My personal take is that it is best for pastors to stay out of party and partisan politics. As a pastor I refrained from telling people who I voted for in elections and I did not state at the time which way I would vote in the referendum. Others take a different view and are happy to talk about their party leanings and their position on the EU, Scottish Independence etc. For me, it’s not that I naively expect people to follow my lead just because I’m their pastor, it’s that I don’t want political tribalism to become a distraction from the work of the Gospel, both in terms of the care of the flock and evangelism. In some places, you will find that people don’t care much beyond dinner party conversation about your political history, however in other places it really does matter. For example, in Bearwood there were people literally not talking to their parents over Brexit!
It is also worth remembering that our political views can change over time and that the position of political parties changes over time. You may have supported the Conservative Party in the late 1980s supporting their position on low taxes, a nuclear deterrent and increasingly the prison population but changed your mind on those things since and so voted differently.
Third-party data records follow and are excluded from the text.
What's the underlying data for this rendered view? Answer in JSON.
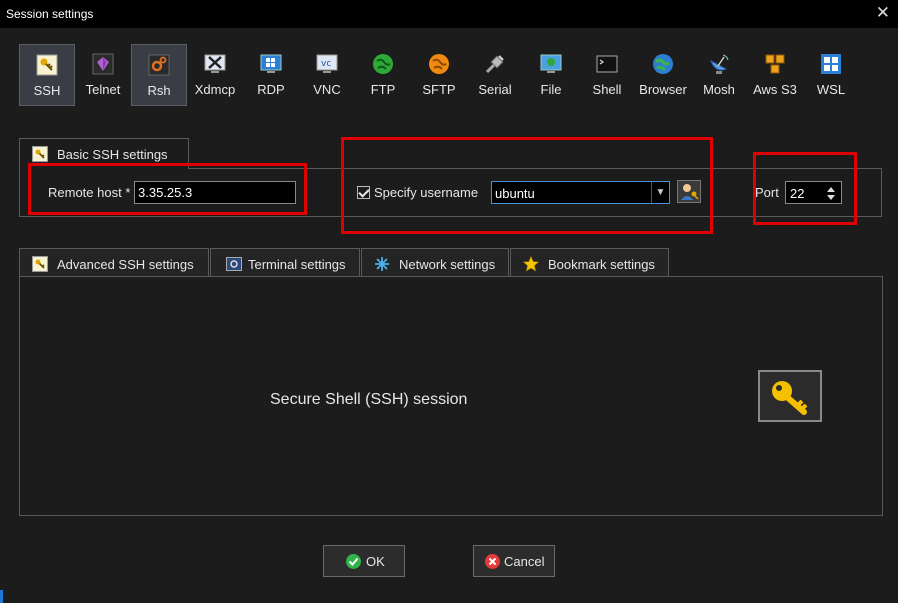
{
  "window": {
    "title": "Session settings",
    "close_glyph": "✕"
  },
  "session_types": [
    {
      "label": "SSH",
      "icon": "key-icon",
      "active": true
    },
    {
      "label": "Telnet",
      "icon": "gem-icon",
      "active": false
    },
    {
      "label": "Rsh",
      "icon": "gear-icon",
      "active": true
    },
    {
      "label": "Xdmcp",
      "icon": "x-display-icon",
      "active": false
    },
    {
      "label": "RDP",
      "icon": "windows-monitor-icon",
      "active": false
    },
    {
      "label": "VNC",
      "icon": "vnc-monitor-icon",
      "active": false
    },
    {
      "label": "FTP",
      "icon": "globe-green-icon",
      "active": false
    },
    {
      "label": "SFTP",
      "icon": "globe-orange-icon",
      "active": false
    },
    {
      "label": "Serial",
      "icon": "plug-icon",
      "active": false
    },
    {
      "label": "File",
      "icon": "file-monitor-icon",
      "active": false
    },
    {
      "label": "Shell",
      "icon": "terminal-icon",
      "active": false
    },
    {
      "label": "Browser",
      "icon": "globe-blue-icon",
      "active": false
    },
    {
      "label": "Mosh",
      "icon": "satellite-dish-icon",
      "active": false
    },
    {
      "label": "Aws S3",
      "icon": "aws-cubes-icon",
      "active": false
    },
    {
      "label": "WSL",
      "icon": "windows-logo-icon",
      "active": false
    }
  ],
  "basic": {
    "tab_label": "Basic SSH settings",
    "remote_host_label": "Remote host *",
    "remote_host_value": "3.35.25.3",
    "specify_username_label": "Specify username",
    "specify_username_checked": true,
    "username_value": "ubuntu",
    "port_label": "Port",
    "port_value": "22"
  },
  "lower_tabs": [
    {
      "label": "Advanced SSH settings",
      "icon": "key-icon"
    },
    {
      "label": "Terminal settings",
      "icon": "terminal-settings-icon"
    },
    {
      "label": "Network settings",
      "icon": "network-icon"
    },
    {
      "label": "Bookmark settings",
      "icon": "star-icon"
    }
  ],
  "session_description": "Secure Shell (SSH) session",
  "buttons": {
    "ok_label": "OK",
    "cancel_label": "Cancel"
  },
  "colors": {
    "highlight_red": "#e00000",
    "accent_blue": "#4a90d9",
    "key_gold": "#f5c000"
  }
}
Equally, supporting Labour at the 1997 General Election meant something very different to voting for Jeremy Corbyn in 2017 and 2019.
However, I don’t believe that this means we should be a-political, silent on matters that touch on politics. Why? Well, there are two reasons for this. First of all, because what we believe affects how we live and that includes all aspects of life. Discipleship is worked out in our attitudes towards the poor, the immigrant, our families, the victims of crime, the environment, what kids get taught and how they get taught in school etc.
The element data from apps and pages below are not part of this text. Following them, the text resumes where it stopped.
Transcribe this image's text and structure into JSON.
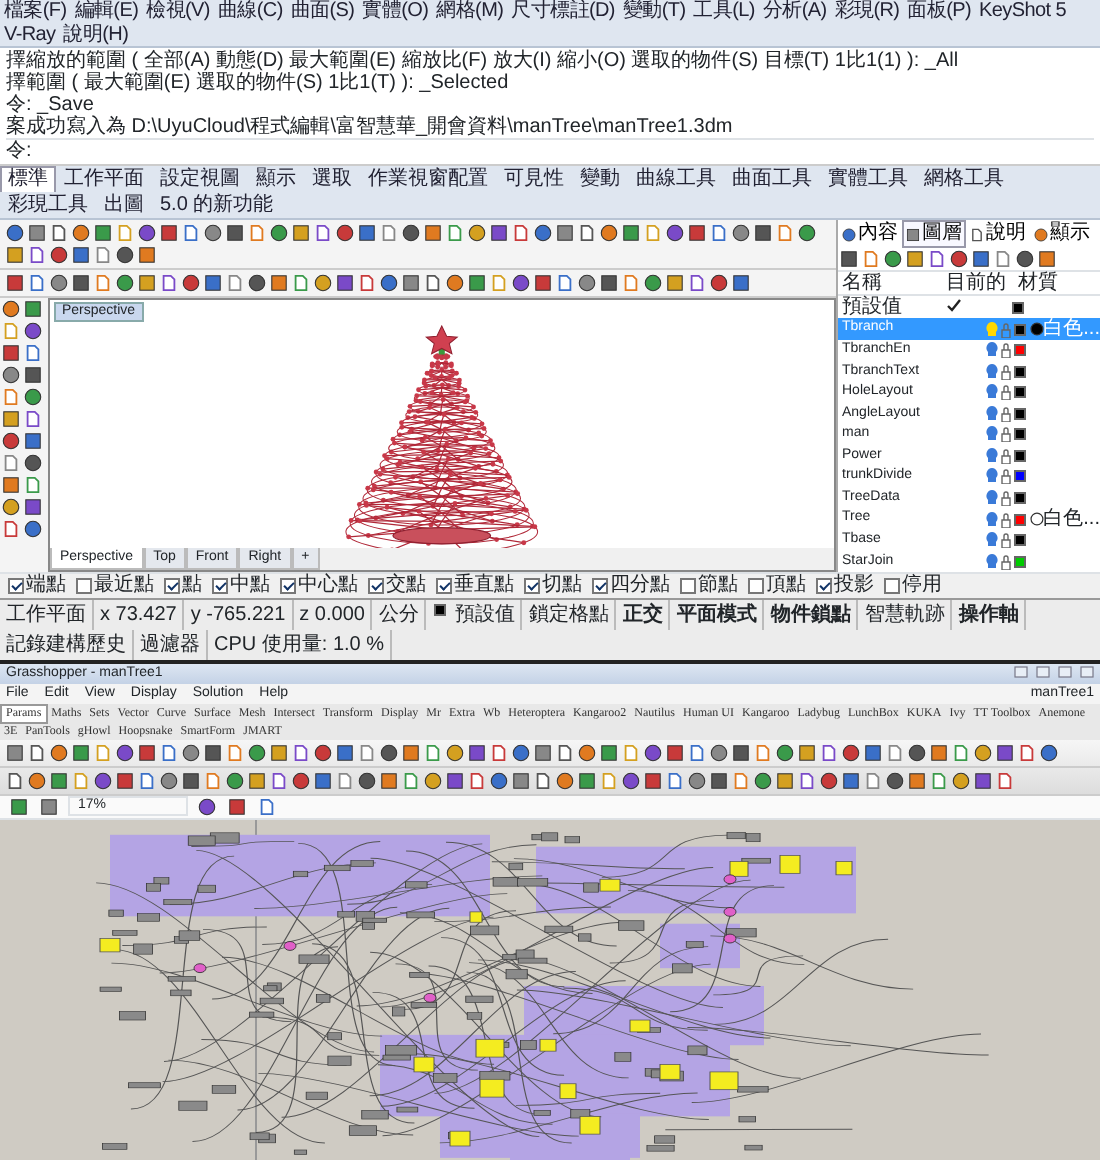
{
  "rhino": {
    "menu": [
      "檔案(F)",
      "編輯(E)",
      "檢視(V)",
      "曲線(C)",
      "曲面(S)",
      "實體(O)",
      "網格(M)",
      "尺寸標註(D)",
      "變動(T)",
      "工具(L)",
      "分析(A)",
      "彩現(R)",
      "面板(P)",
      "KeyShot 5",
      "V-Ray",
      "說明(H)"
    ],
    "command_history": [
      "擇縮放的範圍 ( 全部(A) 動態(D) 最大範圍(E) 縮放比(F) 放大(I) 縮小(O) 選取的物件(S) 目標(T) 1比1(1) ): _All",
      "擇範圍 ( 最大範圍(E) 選取的物件(S) 1比1(T) ): _Selected",
      "令: _Save",
      "案成功寫入為 D:\\UyuCloud\\程式編輯\\富智慧華_開會資料\\manTree\\manTree1.3dm"
    ],
    "command_prompt": "令:",
    "tabs": [
      {
        "label": "標準",
        "selected": true
      },
      {
        "label": "工作平面",
        "selected": false
      },
      {
        "label": "設定視圖",
        "selected": false
      },
      {
        "label": "顯示",
        "selected": false
      },
      {
        "label": "選取",
        "selected": false
      },
      {
        "label": "作業視窗配置",
        "selected": false
      },
      {
        "label": "可見性",
        "selected": false
      },
      {
        "label": "變動",
        "selected": false
      },
      {
        "label": "曲線工具",
        "selected": false
      },
      {
        "label": "曲面工具",
        "selected": false
      },
      {
        "label": "實體工具",
        "selected": false
      },
      {
        "label": "網格工具",
        "selected": false
      },
      {
        "label": "彩現工具",
        "selected": false
      },
      {
        "label": "出圖",
        "selected": false
      },
      {
        "label": "5.0 的新功能",
        "selected": false
      }
    ],
    "viewport": {
      "title": "Perspective"
    },
    "viewport_tabs": [
      {
        "label": "Perspective",
        "selected": true
      },
      {
        "label": "Top",
        "selected": false
      },
      {
        "label": "Front",
        "selected": false
      },
      {
        "label": "Right",
        "selected": false
      },
      {
        "label": "+",
        "selected": false
      }
    ],
    "layers_panel": {
      "tabs": [
        {
          "label": "內容",
          "selected": false
        },
        {
          "label": "圖層",
          "selected": true
        },
        {
          "label": "說明",
          "selected": false
        },
        {
          "label": "顯示",
          "selected": false
        }
      ],
      "columns": [
        "名稱",
        "目前的",
        "材質"
      ],
      "layers": [
        {
          "name": "預設值",
          "current": true,
          "selected": false,
          "color": "#000000"
        },
        {
          "name": "Tbranch",
          "current": false,
          "selected": true,
          "color": "#000000",
          "material": "白色..."
        },
        {
          "name": "TbranchEn",
          "current": false,
          "selected": false,
          "color": "#ff0000"
        },
        {
          "name": "TbranchText",
          "current": false,
          "selected": false,
          "color": "#000000"
        },
        {
          "name": "HoleLayout",
          "current": false,
          "selected": false,
          "color": "#000000"
        },
        {
          "name": "AngleLayout",
          "current": false,
          "selected": false,
          "color": "#000000"
        },
        {
          "name": "man",
          "current": false,
          "selected": false,
          "color": "#000000"
        },
        {
          "name": "Power",
          "current": false,
          "selected": false,
          "color": "#000000"
        },
        {
          "name": "trunkDivide",
          "current": false,
          "selected": false,
          "color": "#0000ff"
        },
        {
          "name": "TreeData",
          "current": false,
          "selected": false,
          "color": "#000000"
        },
        {
          "name": "Tree",
          "current": false,
          "selected": false,
          "color": "#ff0000",
          "material": "白色..."
        },
        {
          "name": "Tbase",
          "current": false,
          "selected": false,
          "color": "#000000"
        },
        {
          "name": "StarJoin",
          "current": false,
          "selected": false,
          "color": "#00cc00"
        }
      ]
    },
    "osnaps": [
      {
        "label": "端點",
        "checked": true
      },
      {
        "label": "最近點",
        "checked": false
      },
      {
        "label": "點",
        "checked": true
      },
      {
        "label": "中點",
        "checked": true
      },
      {
        "label": "中心點",
        "checked": true
      },
      {
        "label": "交點",
        "checked": true
      },
      {
        "label": "垂直點",
        "checked": true
      },
      {
        "label": "切點",
        "checked": true
      },
      {
        "label": "四分點",
        "checked": true
      },
      {
        "label": "節點",
        "checked": false
      },
      {
        "label": "頂點",
        "checked": false
      },
      {
        "label": "投影",
        "checked": true
      },
      {
        "label": "停用",
        "checked": false
      }
    ],
    "status_bar": {
      "plane": "工作平面",
      "x": "x 73.427",
      "y": "y -765.221",
      "z": "z 0.000",
      "units": "公分",
      "layer": "預設值",
      "toggles": [
        {
          "label": "鎖定格點",
          "on": false
        },
        {
          "label": "正交",
          "on": true
        },
        {
          "label": "平面模式",
          "on": true
        },
        {
          "label": "物件鎖點",
          "on": true
        },
        {
          "label": "智慧軌跡",
          "on": false
        },
        {
          "label": "操作軸",
          "on": true
        },
        {
          "label": "記錄建構歷史",
          "on": false
        },
        {
          "label": "過濾器",
          "on": false
        }
      ],
      "cpu": "CPU 使用量: 1.0 %"
    }
  },
  "grasshopper": {
    "title": "Grasshopper - manTree1",
    "menu": [
      "File",
      "Edit",
      "View",
      "Display",
      "Solution",
      "Help"
    ],
    "document": "manTree1",
    "tabs": [
      {
        "label": "Params",
        "selected": true
      },
      {
        "label": "Maths",
        "selected": false
      },
      {
        "label": "Sets",
        "selected": false
      },
      {
        "label": "Vector",
        "selected": false
      },
      {
        "label": "Curve",
        "selected": false
      },
      {
        "label": "Surface",
        "selected": false
      },
      {
        "label": "Mesh",
        "selected": false
      },
      {
        "label": "Intersect",
        "selected": false
      },
      {
        "label": "Transform",
        "selected": false
      },
      {
        "label": "Display",
        "selected": false
      },
      {
        "label": "Mr",
        "selected": false
      },
      {
        "label": "Extra",
        "selected": false
      },
      {
        "label": "Wb",
        "selected": false
      },
      {
        "label": "Heteroptera",
        "selected": false
      },
      {
        "label": "Kangaroo2",
        "selected": false
      },
      {
        "label": "Nautilus",
        "selected": false
      },
      {
        "label": "Human UI",
        "selected": false
      },
      {
        "label": "Kangaroo",
        "selected": false
      },
      {
        "label": "Ladybug",
        "selected": false
      },
      {
        "label": "LunchBox",
        "selected": false
      },
      {
        "label": "KUKA",
        "selected": false
      },
      {
        "label": "Ivy",
        "selected": false
      },
      {
        "label": "TT Toolbox",
        "selected": false
      },
      {
        "label": "Anemone",
        "selected": false
      },
      {
        "label": "3E",
        "selected": false
      },
      {
        "label": "PanTools",
        "selected": false
      },
      {
        "label": "gHowl",
        "selected": false
      },
      {
        "label": "Hoopsnake",
        "selected": false
      },
      {
        "label": "SmartForm",
        "selected": false
      },
      {
        "label": "JMART",
        "selected": false
      }
    ],
    "zoom": "17%"
  }
}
The second reason is this. I want people to hear God’s Word clearly. One helpful way of doing this is making sure that there is transparency about what I personally think so that when you hear me saying something, you can see whether or not it is affected a little by the worldviews that provide my lens on life. You can also see when God’s Word is at work disagreeing with me. So, it is a surprise when we hear someone saying something, not because it goes with their natural political leanings but because God’s word has clearly convicted them on the matter.
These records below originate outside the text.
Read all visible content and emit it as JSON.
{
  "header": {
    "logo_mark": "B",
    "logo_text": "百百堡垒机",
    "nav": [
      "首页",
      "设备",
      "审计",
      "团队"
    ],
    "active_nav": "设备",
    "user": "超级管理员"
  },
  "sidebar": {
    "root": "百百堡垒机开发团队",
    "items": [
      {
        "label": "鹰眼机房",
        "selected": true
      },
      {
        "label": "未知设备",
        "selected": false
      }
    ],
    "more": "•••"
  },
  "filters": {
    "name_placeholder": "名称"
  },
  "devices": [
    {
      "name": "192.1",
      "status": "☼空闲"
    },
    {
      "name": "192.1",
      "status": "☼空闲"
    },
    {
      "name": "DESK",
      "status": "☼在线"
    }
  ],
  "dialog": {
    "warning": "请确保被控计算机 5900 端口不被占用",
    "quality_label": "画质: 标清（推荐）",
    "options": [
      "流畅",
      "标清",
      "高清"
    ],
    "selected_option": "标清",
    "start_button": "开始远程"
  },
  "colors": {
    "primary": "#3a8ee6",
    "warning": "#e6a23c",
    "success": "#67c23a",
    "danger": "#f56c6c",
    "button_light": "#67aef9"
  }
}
It is fascinating then, that we often see race and what is termed “social justice” as left/right matter. It’s assumed that if you are centre right then you’ll be sceptical of the prevalence of (especially systemic/institutional) racism in society and anti-immigration. Ironically, our current Prime Minister in his Mayoral incarnation was much more relaxed about illegal immigration than many of his fellow Conservatives and supported an amnesty for asylum seekers.
However, a concern to see the sin and idolatry of racism confronted, to see a society that welcomes and loves the foreigner in their midst should not be seen as the preserve of socialists. Nor should Christians who encourage the church to address issues of racism within be immediately accused of racism -whether or not they are. This is not a matter of left-right politics. It is a matter of looking at what the Bible says. Read Paul’s letters to the Ephesians, Galatians and Romans and it becomes clear that the Gospel leaves no room for ethnic pride, prejudice or hostility.
How we treat people from different ethnic groups is not party political issue. It is an implication of what we believe about the Gospel.